- **ASSIGNED TASK**: Read the records below and copy each line that contains "JSON".

- **MATERIAL SHOWN**:
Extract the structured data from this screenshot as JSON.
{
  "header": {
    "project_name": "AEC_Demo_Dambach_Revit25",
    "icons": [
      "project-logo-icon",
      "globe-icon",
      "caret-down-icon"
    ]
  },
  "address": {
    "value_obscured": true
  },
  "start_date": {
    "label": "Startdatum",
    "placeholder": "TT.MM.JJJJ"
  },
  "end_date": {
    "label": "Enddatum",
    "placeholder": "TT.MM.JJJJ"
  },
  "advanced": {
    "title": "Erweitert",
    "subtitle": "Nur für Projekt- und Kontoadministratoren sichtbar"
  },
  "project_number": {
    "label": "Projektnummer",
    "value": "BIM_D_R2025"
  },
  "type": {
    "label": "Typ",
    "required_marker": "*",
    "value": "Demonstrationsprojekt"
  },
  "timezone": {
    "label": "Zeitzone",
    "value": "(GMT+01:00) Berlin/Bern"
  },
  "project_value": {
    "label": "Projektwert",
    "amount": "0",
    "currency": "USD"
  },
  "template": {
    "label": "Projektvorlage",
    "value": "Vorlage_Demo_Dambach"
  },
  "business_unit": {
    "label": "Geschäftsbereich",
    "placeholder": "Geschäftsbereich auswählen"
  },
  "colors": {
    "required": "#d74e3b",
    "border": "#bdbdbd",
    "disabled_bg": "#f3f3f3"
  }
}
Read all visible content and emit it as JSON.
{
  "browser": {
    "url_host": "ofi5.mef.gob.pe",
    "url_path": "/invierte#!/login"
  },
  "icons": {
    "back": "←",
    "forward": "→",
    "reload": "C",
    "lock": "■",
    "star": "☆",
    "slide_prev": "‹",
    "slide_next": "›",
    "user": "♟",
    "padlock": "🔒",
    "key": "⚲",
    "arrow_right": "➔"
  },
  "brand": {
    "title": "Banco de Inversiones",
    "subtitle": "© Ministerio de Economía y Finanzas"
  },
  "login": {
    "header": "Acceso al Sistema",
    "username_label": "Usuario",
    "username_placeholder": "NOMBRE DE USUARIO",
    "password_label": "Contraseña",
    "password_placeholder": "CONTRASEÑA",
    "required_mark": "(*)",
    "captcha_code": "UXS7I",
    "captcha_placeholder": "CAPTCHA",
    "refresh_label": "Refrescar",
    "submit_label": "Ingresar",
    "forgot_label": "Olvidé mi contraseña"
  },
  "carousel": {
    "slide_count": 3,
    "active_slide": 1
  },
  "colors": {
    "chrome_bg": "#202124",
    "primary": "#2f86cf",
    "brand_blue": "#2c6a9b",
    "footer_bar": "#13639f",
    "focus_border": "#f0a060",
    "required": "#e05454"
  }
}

- **ANSWER BELOW**:
Extract the structured data from this screenshot as JSON.
Read all visible content and emit it as JSON.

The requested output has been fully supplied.